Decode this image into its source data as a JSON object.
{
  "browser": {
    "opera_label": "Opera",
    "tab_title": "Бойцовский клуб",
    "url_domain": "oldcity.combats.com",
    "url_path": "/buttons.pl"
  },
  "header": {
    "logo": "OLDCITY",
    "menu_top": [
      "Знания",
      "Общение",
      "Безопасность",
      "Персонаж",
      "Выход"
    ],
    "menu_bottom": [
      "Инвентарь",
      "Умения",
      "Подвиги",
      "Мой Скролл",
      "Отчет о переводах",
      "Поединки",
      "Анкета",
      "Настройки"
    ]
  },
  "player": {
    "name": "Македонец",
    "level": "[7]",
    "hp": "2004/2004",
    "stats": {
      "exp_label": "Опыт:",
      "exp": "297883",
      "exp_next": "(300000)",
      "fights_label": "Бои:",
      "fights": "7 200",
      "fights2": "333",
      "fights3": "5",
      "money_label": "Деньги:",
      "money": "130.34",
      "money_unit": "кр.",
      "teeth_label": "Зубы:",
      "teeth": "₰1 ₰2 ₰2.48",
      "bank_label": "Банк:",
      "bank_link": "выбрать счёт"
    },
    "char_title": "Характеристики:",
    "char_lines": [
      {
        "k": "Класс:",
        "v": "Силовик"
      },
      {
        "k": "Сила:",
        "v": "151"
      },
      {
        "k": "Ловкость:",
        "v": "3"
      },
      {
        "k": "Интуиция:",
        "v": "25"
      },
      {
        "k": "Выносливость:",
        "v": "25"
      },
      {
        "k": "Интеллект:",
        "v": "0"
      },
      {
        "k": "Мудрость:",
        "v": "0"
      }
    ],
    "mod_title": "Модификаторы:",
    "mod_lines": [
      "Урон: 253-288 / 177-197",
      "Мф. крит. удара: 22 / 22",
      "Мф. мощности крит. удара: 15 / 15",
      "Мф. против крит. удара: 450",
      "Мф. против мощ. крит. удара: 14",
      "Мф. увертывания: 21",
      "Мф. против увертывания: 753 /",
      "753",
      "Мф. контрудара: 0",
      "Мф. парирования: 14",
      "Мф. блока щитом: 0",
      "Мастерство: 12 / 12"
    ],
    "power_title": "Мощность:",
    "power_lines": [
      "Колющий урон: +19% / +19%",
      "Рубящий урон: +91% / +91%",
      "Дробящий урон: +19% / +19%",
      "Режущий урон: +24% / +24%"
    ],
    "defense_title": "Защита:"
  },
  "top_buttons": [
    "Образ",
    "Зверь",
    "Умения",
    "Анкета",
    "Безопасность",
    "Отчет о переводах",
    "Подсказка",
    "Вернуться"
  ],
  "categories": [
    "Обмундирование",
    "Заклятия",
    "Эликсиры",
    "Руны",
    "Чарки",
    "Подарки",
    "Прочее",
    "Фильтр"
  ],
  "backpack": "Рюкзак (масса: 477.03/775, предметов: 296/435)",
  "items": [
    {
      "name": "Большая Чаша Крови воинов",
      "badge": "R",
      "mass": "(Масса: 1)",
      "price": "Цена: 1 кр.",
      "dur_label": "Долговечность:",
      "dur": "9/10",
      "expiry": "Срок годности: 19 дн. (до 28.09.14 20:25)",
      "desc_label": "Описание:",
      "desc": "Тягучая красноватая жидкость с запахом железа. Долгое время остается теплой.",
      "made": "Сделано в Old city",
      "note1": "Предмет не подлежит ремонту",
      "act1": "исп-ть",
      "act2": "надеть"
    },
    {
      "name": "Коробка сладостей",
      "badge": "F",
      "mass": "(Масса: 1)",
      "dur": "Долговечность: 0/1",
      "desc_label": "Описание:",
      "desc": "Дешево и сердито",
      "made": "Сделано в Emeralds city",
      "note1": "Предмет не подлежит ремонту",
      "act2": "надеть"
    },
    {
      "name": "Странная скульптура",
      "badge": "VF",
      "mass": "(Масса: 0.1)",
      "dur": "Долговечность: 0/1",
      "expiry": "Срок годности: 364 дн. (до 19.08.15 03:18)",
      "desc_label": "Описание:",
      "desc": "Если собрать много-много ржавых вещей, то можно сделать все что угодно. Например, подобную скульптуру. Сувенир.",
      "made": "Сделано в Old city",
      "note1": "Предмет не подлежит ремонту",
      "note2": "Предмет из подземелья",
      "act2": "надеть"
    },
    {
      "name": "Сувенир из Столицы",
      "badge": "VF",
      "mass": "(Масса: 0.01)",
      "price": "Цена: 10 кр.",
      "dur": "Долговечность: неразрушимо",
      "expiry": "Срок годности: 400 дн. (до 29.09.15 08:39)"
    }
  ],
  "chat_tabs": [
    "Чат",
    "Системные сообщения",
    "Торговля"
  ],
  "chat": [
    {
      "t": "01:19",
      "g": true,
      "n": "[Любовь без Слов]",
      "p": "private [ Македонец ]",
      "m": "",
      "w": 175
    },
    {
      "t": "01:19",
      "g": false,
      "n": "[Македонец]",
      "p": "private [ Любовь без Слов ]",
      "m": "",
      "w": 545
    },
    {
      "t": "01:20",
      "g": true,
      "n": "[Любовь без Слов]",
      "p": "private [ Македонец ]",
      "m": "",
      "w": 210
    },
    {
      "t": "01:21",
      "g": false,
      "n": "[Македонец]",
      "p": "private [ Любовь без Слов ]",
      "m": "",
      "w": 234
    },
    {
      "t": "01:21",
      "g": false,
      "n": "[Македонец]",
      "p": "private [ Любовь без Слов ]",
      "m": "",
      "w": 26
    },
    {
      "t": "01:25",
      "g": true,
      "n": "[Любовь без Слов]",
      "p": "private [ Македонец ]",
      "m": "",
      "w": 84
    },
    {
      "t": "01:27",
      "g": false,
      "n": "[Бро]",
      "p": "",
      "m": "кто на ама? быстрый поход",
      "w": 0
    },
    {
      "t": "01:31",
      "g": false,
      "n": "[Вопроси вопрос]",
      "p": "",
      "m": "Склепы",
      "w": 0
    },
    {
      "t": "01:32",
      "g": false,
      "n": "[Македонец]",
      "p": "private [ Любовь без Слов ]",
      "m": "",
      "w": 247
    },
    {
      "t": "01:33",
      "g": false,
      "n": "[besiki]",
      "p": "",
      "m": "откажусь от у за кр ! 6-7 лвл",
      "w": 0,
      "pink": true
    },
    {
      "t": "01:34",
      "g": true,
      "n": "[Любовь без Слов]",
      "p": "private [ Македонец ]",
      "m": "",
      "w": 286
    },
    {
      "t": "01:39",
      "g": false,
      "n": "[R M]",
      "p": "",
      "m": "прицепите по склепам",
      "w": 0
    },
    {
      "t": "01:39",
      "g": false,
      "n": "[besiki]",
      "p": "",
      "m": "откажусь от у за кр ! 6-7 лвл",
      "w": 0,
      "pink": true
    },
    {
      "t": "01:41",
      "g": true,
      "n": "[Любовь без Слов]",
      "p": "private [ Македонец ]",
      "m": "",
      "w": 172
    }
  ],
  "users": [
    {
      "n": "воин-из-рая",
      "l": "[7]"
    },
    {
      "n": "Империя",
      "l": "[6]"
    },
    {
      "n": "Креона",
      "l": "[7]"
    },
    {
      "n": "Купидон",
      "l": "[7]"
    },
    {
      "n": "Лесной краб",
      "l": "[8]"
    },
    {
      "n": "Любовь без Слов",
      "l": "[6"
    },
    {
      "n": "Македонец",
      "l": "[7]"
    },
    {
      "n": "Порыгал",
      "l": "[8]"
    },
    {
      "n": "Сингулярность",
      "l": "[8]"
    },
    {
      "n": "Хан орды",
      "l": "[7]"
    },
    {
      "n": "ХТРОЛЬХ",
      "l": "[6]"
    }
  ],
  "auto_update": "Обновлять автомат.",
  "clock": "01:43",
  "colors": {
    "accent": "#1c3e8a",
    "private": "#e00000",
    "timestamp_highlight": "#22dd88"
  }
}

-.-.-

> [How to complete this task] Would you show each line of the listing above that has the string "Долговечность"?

> [Solution to this problem]
      "dur_label": "Долговечность:",
      "dur": "Долговечность: 0/1",
      "dur": "Долговечность: 0/1",
      "dur": "Долговечность: неразрушимо",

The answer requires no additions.